July 1, 2008
Cursing for credit
From the London Times:
Pupils are being rewarded for writing obscenities in their GCSE English examinations even when it has nothing to do with the question.
One pupil who wrote "f*** off" was given marks for accurate spelling and conveying a meaning successfully.
His paper was marked by Peter Buckroyd, a chief examiner who has instructed fellow examiners to mark in the same way. He told trainee examiners recently to adhere strictly to the mark scheme, to the extent that pupils who wrote only expletives on their papers should be awarded points.
Mr Buckroyd, chief examiner of English for the Assessment and Qualifications Alliance (AQA), an examination board, said that he had given the pupil two marks, out of a possible 27, for the expletive.
To gain minimum marks in English, students must demonstrate "some simple sequencing of ideas" and "some words in appropriate order." The phrase had achieved this, according to Mr Buckroyd.
The chief examiner, who is responsible for standards in exams taken by 780,000 candidates and for training for 3,000 examiners, told The Times: "It would be wicked to give it zero, because it does show some very basic skills we are looking for--like conveying some meaning and some spelling."
You do want to get your expletives spelled right. It's vital for college essays, office memos, and things like that.

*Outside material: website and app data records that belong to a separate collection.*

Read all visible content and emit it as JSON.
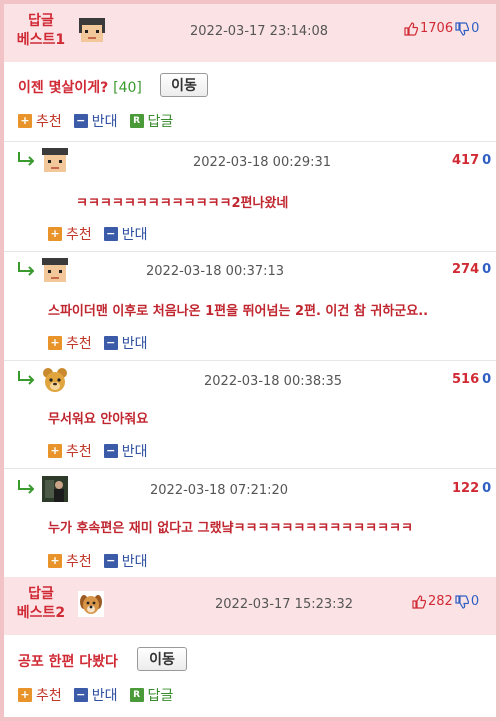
{
  "best1": {
    "label_line1": "답글",
    "label_line2": "베스트1",
    "timestamp": "2022-03-17 23:14:08",
    "up": "1706",
    "down": "0",
    "title": "이젠 몇살이게?",
    "count": "[40]",
    "move_label": "이동",
    "recommend_label": "추천",
    "oppose_label": "반대",
    "reply_label": "답글",
    "avatar": "pixel-face-avatar"
  },
  "replies": [
    {
      "timestamp": "2022-03-18 00:29:31",
      "up": "417",
      "down": "0",
      "text": "ㅋㅋㅋㅋㅋㅋㅋㅋㅋㅋㅋㅋㅋ2편나왔네",
      "avatar": "pixel-face-avatar"
    },
    {
      "timestamp": "2022-03-18 00:37:13",
      "up": "274",
      "down": "0",
      "text": "스파이더맨 이후로 처음나온 1편을 뛰어넘는 2편. 이건 참 귀하군요..",
      "avatar": "pixel-face-avatar"
    },
    {
      "timestamp": "2022-03-18 00:38:35",
      "up": "516",
      "down": "0",
      "text": "무서워요 안아줘요",
      "avatar": "bear-avatar"
    },
    {
      "timestamp": "2022-03-18 07:21:20",
      "up": "122",
      "down": "0",
      "text": "누가 후속편은 재미 없다고 그랬냨ㅋㅋㅋㅋㅋㅋㅋㅋㅋㅋㅋㅋㅋㅋㅋ",
      "avatar": "photo-avatar"
    }
  ],
  "reply_actions": {
    "recommend_label": "추천",
    "oppose_label": "반대"
  },
  "best2": {
    "label_line1": "답글",
    "label_line2": "베스트2",
    "timestamp": "2022-03-17 15:23:32",
    "up": "282",
    "down": "0",
    "title": "공포 한편 다봤다",
    "move_label": "이동",
    "recommend_label": "추천",
    "oppose_label": "반대",
    "reply_label": "답글",
    "avatar": "dog-avatar"
  },
  "colors": {
    "accent_red": "#d02a35",
    "down_blue": "#2f5fc2",
    "best_bg": "#fbe3e5",
    "border_pink": "#f2c3c6"
  }
}
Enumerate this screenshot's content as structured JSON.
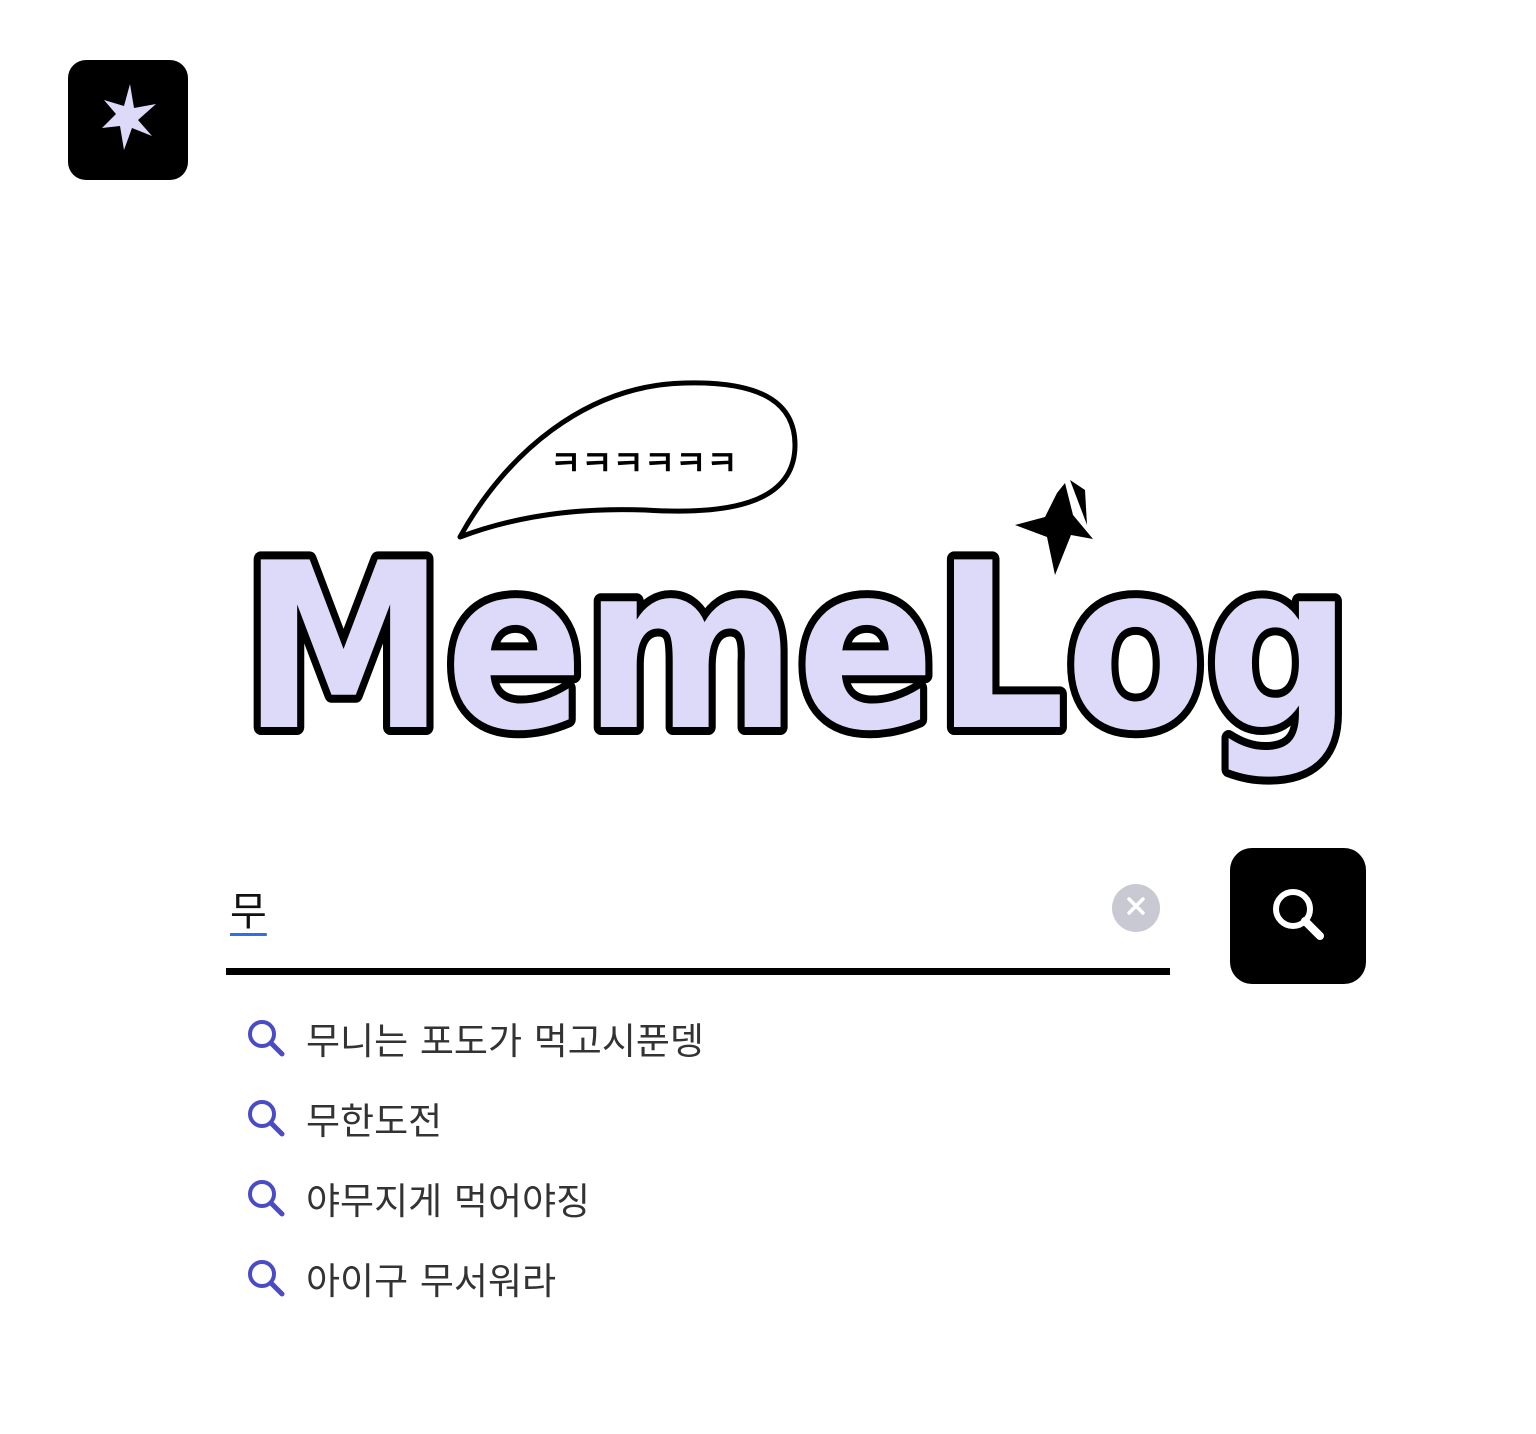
{
  "app_icon": {
    "icon": "sparkle-icon",
    "color": "#dcdaf8"
  },
  "logo": {
    "text": "MemeLog",
    "bubble_text": "ㅋㅋㅋㅋㅋㅋ",
    "fill_color": "#dcdaf8",
    "outline_color": "#000000"
  },
  "search": {
    "value": "무",
    "placeholder": "",
    "clear_icon": "close-icon",
    "button_icon": "search-icon"
  },
  "suggestions": [
    {
      "label": "무니는 포도가 먹고시푼뎅"
    },
    {
      "label": "무한도전"
    },
    {
      "label": "야무지게 먹어야징"
    },
    {
      "label": "아이구 무서워라"
    }
  ],
  "colors": {
    "accent": "#4b4bc8",
    "suggestion_text": "#333333",
    "clear_bg": "#c9c9d3"
  }
}
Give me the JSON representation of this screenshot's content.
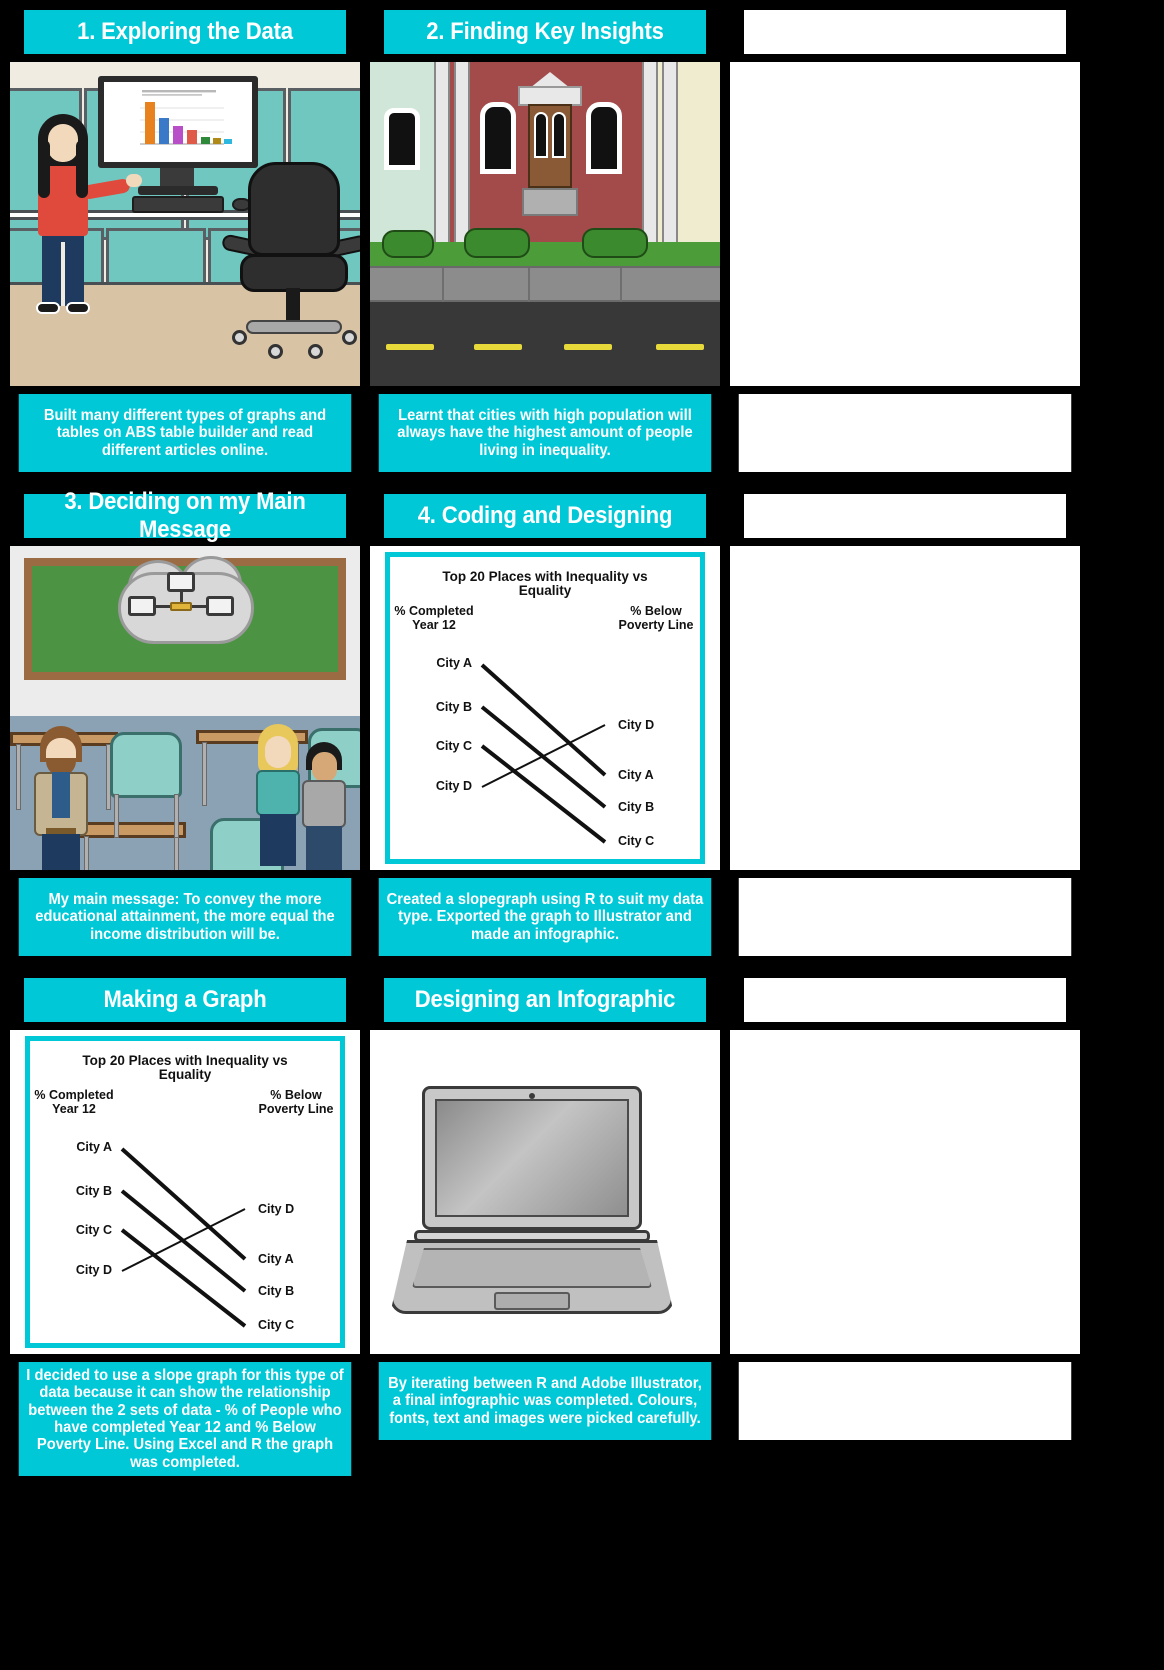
{
  "board": {
    "background_color": "#000000",
    "accent_color": "#00c8d7",
    "text_color": "#ffffff"
  },
  "panels": [
    {
      "id": "panel-1",
      "title": "1. Exploring the Data",
      "scene": "office-presentation",
      "caption": "Built many different types of graphs and tables on ABS table builder and read different articles online."
    },
    {
      "id": "panel-2",
      "title": "2. Finding Key Insights",
      "scene": "house-street",
      "caption": "Learnt that cities with high population will always have the highest amount of people living in inequality."
    },
    {
      "id": "panel-3",
      "title": "",
      "scene": "blank",
      "caption": ""
    },
    {
      "id": "panel-4",
      "title": "3. Deciding on my Main Message",
      "scene": "classroom",
      "caption": "My main message: To convey the more educational attainment, the more equal the income distribution will be."
    },
    {
      "id": "panel-5",
      "title": "4. Coding and Designing",
      "scene": "slopegraph",
      "caption": "Created a slopegraph using R to suit my data type. Exported the graph to Illustrator and made an infographic."
    },
    {
      "id": "panel-6",
      "title": "",
      "scene": "blank",
      "caption": ""
    },
    {
      "id": "panel-7",
      "title": "Making a Graph",
      "scene": "slopegraph",
      "caption": "I decided to use a slope graph for this type of data because it can show the relationship between the 2 sets of data - % of People who have completed Year 12 and % Below Poverty Line. Using Excel and R the graph was completed."
    },
    {
      "id": "panel-8",
      "title": "Designing an Infographic",
      "scene": "laptop",
      "caption": "By iterating between R and Adobe Illustrator, a final infographic was completed. Colours, fonts, text and images were picked carefully."
    },
    {
      "id": "panel-9",
      "title": "",
      "scene": "blank",
      "caption": ""
    }
  ],
  "chart_data": {
    "type": "line",
    "chart_subtype": "slopegraph",
    "title": "Top 20 Places with Inequality vs Equality",
    "left_axis_label": "% Completed Year 12",
    "right_axis_label": "% Below Poverty Line",
    "left_labels": [
      "City A",
      "City B",
      "City C",
      "City D"
    ],
    "right_labels": [
      "City D",
      "City A",
      "City B",
      "City C"
    ],
    "categories": [
      "City A",
      "City B",
      "City C",
      "City D"
    ],
    "series": [
      {
        "name": "City A",
        "left_rank": 1,
        "right_rank": 2,
        "left_y": 1,
        "right_y": 2,
        "stroke_width": 4
      },
      {
        "name": "City B",
        "left_rank": 2,
        "right_rank": 3,
        "left_y": 2,
        "right_y": 3,
        "stroke_width": 4
      },
      {
        "name": "City C",
        "left_rank": 3,
        "right_rank": 4,
        "left_y": 3,
        "right_y": 4,
        "stroke_width": 4
      },
      {
        "name": "City D",
        "left_rank": 4,
        "right_rank": 1,
        "left_y": 4,
        "right_y": 1,
        "stroke_width": 2
      }
    ],
    "xlabel": "",
    "ylabel": "",
    "grid": false,
    "legend": "none",
    "note": "Left column ordered City A (top) to City D (bottom); right column ordered City D (top), City A, City B, City C (bottom)."
  },
  "icons": {
    "monitor": "monitor-icon",
    "keyboard": "keyboard-icon",
    "mouse": "mouse-icon",
    "office_chair": "office-chair-icon",
    "chalkboard": "chalkboard-icon",
    "network_cloud": "cloud-network-icon",
    "laptop": "laptop-icon",
    "house": "house-icon"
  }
}
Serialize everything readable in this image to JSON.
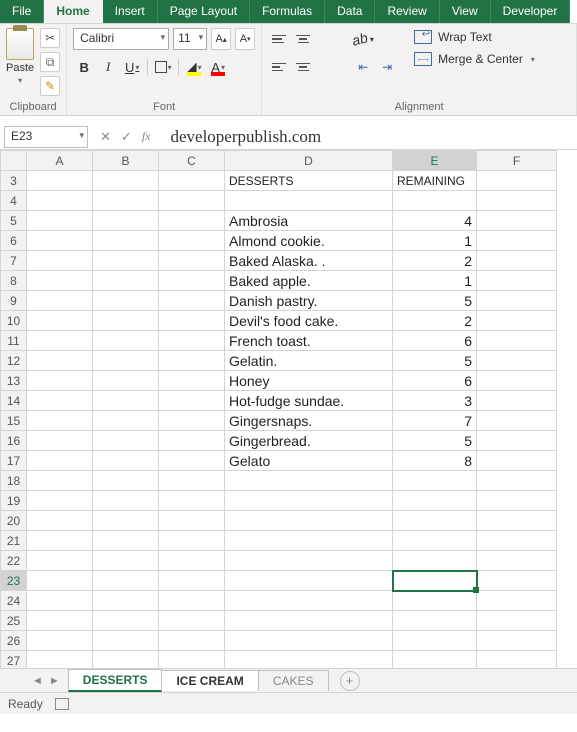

But seriously--the cursing question sounds like a distraction from the real issue at hand. Check out how officials have responded to Buckroyd's rules, and think about what their response reveals.
The AQA is distancing itself from Buckroyd's remarks, saying that "If a candidate's script contains, for example, obscenities, examiners are instructed to contact AQA's offices, which will advise them in accordance with Joint Council for Qualification guidelines. Expletives in a script would either be disregarded, or sanctioned." That seems fair enough--though it's strange that there is a reporting requirement.
But then consider this: The Joint Council for Examinations actually requires examiners to report "inappropriate, offensive or obscene material" written by examinees, so that it can conduct a follow-up investigation.
I always pause when I encounter educational bureaucrats evincing their seemingly bottomless need to "investigate" and "sanction" "inappropriate" or "offensive" speech. That's the vocabulary of institutionalized intolerance, and it's been abused countless times on campuses where administrators think it's their business to decide some should be punished for expressing views that others dislike.
It would seem here that the Council is interested in adjudicating far more than the use of foul language. It seems to be interested in adjudicating viewpoint as well. In other words, there seems to be a speech code built into the U.K.'s high school qualifying exams. That's the real foul, I would think.